Interval acts and guest appearances

Interval acts and guest appearances. Alongside the song contest and appearances from local and international personalities, performances from non-competing artists and musicians have been included since the first edition, and have become a staple of the live show. These performances have varied widely, previously featuring music, art, dance and circus performances, and past participants are regularly invited to perform, with the reigning champion traditionally returning each year to perform the previous year’s winning song.

The contest’s opening performance and the main interval act, held following the final competing song and before the announcement of the voting results, has become a memorable part of the contest and has included both internationally known artists and local stars.

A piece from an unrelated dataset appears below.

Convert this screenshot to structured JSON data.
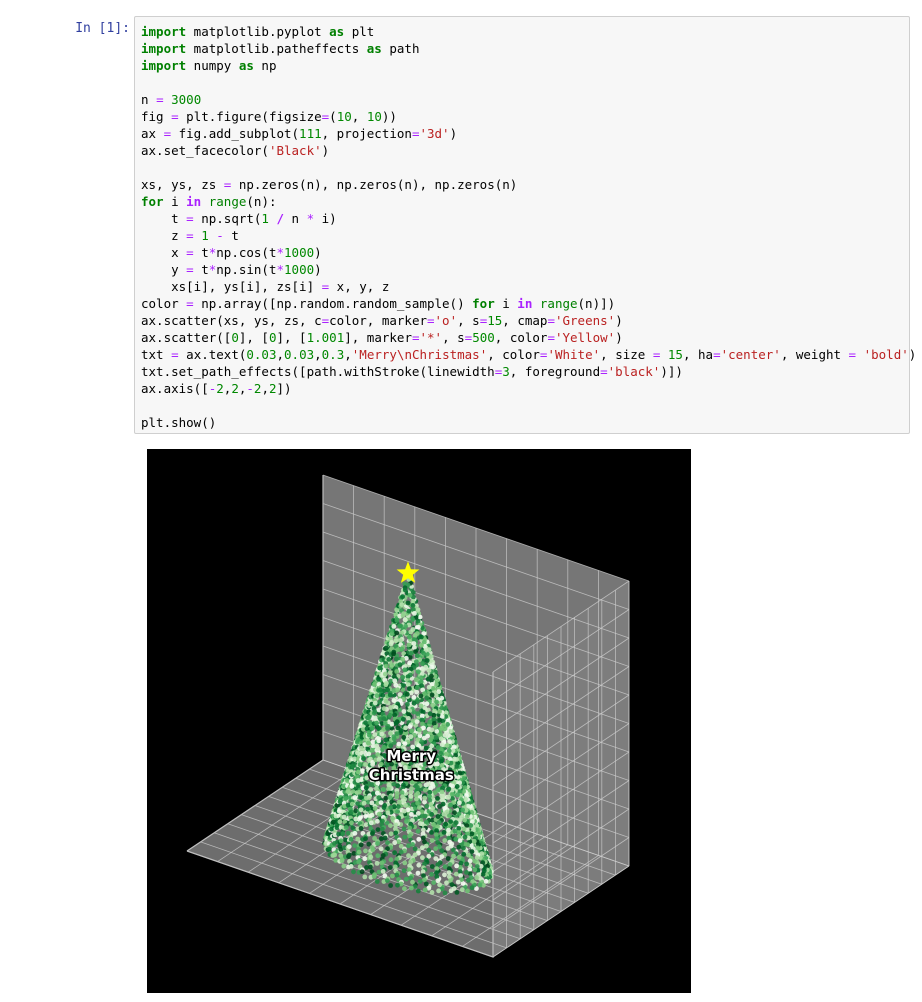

Contest organisers have previously used these performances as a way to explore their country’s culture and history, such as in “4,000 Years of Greek Song” at the 2006 contest held in Greece; other performances have been more comedic in nature, featuring parody and humour, as was the case with “Love Love Peace Peace” in 2016, a humorous ode to the history and spectacle of the contest itself. Riverdance, which later became one of the most successful dance productions in the world, first began as the interval performance at the 1994 contest in Ireland; the seven-minute performance of traditional Irish music and dance was later expanded into a full stage show that has been seen by over 25 million people worldwide and provided a launchpad for its lead dancers Michael Flatley and Jean Butler.

Among other artists who have performed in a non-competitive manner are Danish Europop group Aqua in 2001, Russian pop duo t.A.T.u. in 2009, and American entertainers Justin Timberlake and Madonna in 2016 and 2019 respectively. Other notable artists, including Cirque du Soleil (2009), Alexandrov Ensemble (2009), Vienna Boys’ Choir (1967 and 2015) and Fire of Anatolia (2004), also performed on the Eurovision stage, and there have been guest appearances from well-known faces from outside the world of music, including actors, athletes, and serving astronauts and cosmonauts. Guest performances have been used as a channel in response to global events happening concurrently with the contest. The 1999 contest in Israel closed with all competing acts performing a rendition of Israel’s 1979 winning song “Hallelujah” as a tribute to the victims of the war in the Balkans, a dance performance entitled “The Grey People” in 2016’s first semi-final was devoted to the European migrant crisis, the 2022 contest featured known anti-war songs “Fragile”, “People Have the Power” and “Give Peace a Chance” in response to the Russian invasion of Ukraine that same year, and an interval act in 2023’s first semi-final alluded to the refugee crisis caused by the aforementioned invasion.

“Love Love Peace Peace” at the 2016 final, performed by presenters Petra Mede and Måns Zelmerlöw, depicted several memorable moments from Eurovision history.